SOURCE DATA START

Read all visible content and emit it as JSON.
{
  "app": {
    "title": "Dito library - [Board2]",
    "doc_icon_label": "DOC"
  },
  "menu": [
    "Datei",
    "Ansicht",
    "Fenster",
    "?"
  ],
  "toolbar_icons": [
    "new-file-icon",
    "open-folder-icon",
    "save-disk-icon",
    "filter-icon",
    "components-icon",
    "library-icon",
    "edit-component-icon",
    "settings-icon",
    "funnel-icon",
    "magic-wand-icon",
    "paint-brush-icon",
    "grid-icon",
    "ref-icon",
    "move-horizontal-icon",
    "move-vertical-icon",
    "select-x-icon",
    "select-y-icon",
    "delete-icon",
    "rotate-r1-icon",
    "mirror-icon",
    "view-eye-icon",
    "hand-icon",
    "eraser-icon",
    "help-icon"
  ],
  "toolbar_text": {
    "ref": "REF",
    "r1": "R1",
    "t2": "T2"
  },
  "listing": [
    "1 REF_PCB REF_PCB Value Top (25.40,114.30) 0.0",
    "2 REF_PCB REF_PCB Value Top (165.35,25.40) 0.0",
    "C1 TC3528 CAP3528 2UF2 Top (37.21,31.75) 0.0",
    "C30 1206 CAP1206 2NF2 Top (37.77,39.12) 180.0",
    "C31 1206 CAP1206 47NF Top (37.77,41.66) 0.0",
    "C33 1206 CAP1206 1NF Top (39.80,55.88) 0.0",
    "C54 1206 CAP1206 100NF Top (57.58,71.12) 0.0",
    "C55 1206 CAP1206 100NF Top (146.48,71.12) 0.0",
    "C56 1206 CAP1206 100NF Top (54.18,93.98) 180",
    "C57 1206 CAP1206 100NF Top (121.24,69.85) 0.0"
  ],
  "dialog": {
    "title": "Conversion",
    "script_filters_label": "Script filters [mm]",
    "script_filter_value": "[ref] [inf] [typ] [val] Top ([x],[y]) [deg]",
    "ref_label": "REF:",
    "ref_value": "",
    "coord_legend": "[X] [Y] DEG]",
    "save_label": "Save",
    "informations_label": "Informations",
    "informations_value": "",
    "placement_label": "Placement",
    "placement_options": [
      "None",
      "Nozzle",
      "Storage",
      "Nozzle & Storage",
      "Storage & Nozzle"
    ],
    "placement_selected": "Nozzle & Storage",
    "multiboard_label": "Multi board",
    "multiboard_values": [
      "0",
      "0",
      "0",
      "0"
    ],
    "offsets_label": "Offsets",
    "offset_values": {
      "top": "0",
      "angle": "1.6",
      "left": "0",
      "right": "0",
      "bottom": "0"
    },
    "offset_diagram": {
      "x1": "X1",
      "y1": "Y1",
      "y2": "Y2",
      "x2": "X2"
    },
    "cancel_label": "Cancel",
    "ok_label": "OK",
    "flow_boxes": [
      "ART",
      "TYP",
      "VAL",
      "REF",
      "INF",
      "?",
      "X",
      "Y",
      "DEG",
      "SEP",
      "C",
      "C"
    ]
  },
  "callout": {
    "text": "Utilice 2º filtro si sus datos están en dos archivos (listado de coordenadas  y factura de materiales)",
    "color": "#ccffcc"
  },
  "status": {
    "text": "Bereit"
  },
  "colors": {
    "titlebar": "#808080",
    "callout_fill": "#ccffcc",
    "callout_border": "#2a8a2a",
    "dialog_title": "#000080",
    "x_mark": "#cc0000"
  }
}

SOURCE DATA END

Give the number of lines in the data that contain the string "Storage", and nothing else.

- PROBLEM SOLUTION
4